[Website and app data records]
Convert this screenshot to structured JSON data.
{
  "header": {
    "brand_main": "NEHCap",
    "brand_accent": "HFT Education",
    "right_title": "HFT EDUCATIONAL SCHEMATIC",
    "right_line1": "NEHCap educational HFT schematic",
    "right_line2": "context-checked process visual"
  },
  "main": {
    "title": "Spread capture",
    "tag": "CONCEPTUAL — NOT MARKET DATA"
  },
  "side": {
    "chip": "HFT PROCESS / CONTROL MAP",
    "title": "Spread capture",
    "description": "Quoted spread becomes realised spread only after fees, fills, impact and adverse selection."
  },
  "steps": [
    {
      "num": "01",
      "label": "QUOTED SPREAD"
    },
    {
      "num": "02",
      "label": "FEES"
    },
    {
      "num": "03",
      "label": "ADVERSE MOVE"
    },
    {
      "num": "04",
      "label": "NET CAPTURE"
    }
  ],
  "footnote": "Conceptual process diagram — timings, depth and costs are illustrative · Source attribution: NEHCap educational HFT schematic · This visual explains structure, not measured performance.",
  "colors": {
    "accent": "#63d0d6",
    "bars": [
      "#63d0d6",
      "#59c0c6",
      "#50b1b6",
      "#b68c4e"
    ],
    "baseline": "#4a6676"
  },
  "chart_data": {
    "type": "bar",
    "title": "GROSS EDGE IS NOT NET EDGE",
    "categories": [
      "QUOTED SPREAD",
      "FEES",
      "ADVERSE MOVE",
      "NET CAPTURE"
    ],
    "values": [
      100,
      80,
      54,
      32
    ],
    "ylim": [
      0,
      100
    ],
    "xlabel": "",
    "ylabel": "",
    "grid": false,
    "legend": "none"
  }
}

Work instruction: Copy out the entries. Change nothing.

Written response:
Convert this screenshot to structured JSON data.
{
  "header": {
    "brand_main": "NEHCap",
    "brand_accent": "HFT Education",
    "right_title": "HFT EDUCATIONAL SCHEMATIC",
    "right_line1": "NEHCap educational HFT schematic",
    "right_line2": "context-checked process visual"
  },
  "main": {
    "title": "Spread capture",
    "tag": "CONCEPTUAL — NOT MARKET DATA"
  },
  "side": {
    "chip": "HFT PROCESS / CONTROL MAP",
    "title": "Spread capture",
    "description": "Quoted spread becomes realised spread only after fees, fills, impact and adverse selection."
  },
  "steps": [
    {
      "num": "01",
      "label": "QUOTED SPREAD"
    },
    {
      "num": "02",
      "label": "FEES"
    },
    {
      "num": "03",
      "label": "ADVERSE MOVE"
    },
    {
      "num": "04",
      "label": "NET CAPTURE"
    }
  ],
  "footnote": "Conceptual process diagram — timings, depth and costs are illustrative · Source attribution: NEHCap educational HFT schematic · This visual explains structure, not measured performance.",
  "colors": {
    "accent": "#63d0d6",
    "bars": [
      "#63d0d6",
      "#59c0c6",
      "#50b1b6",
      "#b68c4e"
    ],
    "baseline": "#4a6676"
  },
  "chart_data": {
    "type": "bar",
    "title": "GROSS EDGE IS NOT NET EDGE",
    "categories": [
      "QUOTED SPREAD",
      "FEES",
      "ADVERSE MOVE",
      "NET CAPTURE"
    ],
    "values": [
      100,
      80,
      54,
      32
    ],
    "ylim": [
      0,
      100
    ],
    "xlabel": "",
    "ylabel": "",
    "grid": false,
    "legend": "none"
  }
}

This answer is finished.